By Mike Masnick
Techdirt, March 5, 2014
However, things are getting even more bizarre, as the NY Times is reporting that the CIA is now accused of spying on the Intelligence Committee and its staffers in its attempt to keep that report from being released.The details are still a little cloudy, but in December, Senator Mark Udall revealed that the Senate Intelligence Committee had come across an internal CIA study that apparently corroborated the information that is in the big Senate report -- and which directly contradicted claims by the CIA to the Committee about how the report was inaccurate -- suggesting that, on top of everything else, the CIA lied to the Intelligence Committee. Udall quizzed CIA boss John Brennan about that internal report. And according to the NY Times, it appears that CIA folks freaked out that the Intelligence Committee somehow got access to that internal study, and responded the way the CIA knows best: by starting to spy on Intelligence Committee staffers:

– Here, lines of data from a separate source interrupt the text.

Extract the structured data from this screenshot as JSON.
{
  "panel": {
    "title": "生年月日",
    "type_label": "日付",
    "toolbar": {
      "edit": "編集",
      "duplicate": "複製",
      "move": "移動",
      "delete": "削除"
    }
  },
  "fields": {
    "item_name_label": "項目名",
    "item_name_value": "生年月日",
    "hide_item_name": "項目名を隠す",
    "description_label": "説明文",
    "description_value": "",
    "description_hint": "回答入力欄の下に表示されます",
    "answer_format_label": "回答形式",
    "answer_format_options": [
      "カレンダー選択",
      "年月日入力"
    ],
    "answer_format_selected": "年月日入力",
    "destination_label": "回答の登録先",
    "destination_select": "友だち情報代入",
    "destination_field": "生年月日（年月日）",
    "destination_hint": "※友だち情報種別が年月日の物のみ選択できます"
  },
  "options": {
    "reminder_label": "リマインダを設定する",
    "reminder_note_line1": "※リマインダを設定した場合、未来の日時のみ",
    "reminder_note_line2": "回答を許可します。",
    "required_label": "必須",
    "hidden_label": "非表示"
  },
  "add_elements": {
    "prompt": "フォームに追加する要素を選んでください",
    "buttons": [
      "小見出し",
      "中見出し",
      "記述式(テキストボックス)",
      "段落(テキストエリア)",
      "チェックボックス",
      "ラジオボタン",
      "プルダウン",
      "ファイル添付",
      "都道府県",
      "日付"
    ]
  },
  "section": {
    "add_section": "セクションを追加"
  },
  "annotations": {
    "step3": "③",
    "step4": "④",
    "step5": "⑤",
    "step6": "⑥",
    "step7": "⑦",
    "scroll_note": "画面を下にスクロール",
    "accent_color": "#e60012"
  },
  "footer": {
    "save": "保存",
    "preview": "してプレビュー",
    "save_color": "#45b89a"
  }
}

The agency’s inspector general began the inquiry partly as a response to complaints from members of Congress that C.I.A. employees were improperly monitoring the work of staff members of the Senate Intelligence Committee, according to government officials with knowledge of the investigation.
The committee has spent several years working on a voluminous report about the detention and interrogation program, and according to one official interviewed in recent days, C.I.A. officers went as far as gaining access to computer networks used by the committee to carry out its investigation.
On Tuesday, Udall sent a strongly worded letter to President Obama, pushing for the declassification and release of the big 6,300 page report, but also that internal CIA study, which would highlight how the CIA lied. On top of that, he made an oblique reference to this spying activity by the CIA:
As you are aware, the CIA has recently taken unprecedented action against the Committee in relation to the internal CIA review, and I find these actions to be incredibly troubling for the Committee's oversight responsibilities and for our democracy. It is essential that the Committee be able to do its oversight work -- consistent with our constitutional principle of the separation of powers -- without the CIA posing impediments or obstacles as it is today.
In many ways, the idea that the CIA is directly spying on the Senate Committee charged with its own oversight is a bigger potential scandal than many of the Snowden NSA revelations so far. Even more importantly, it may finally lead to Congress taking action against an out-of-control intelligence community.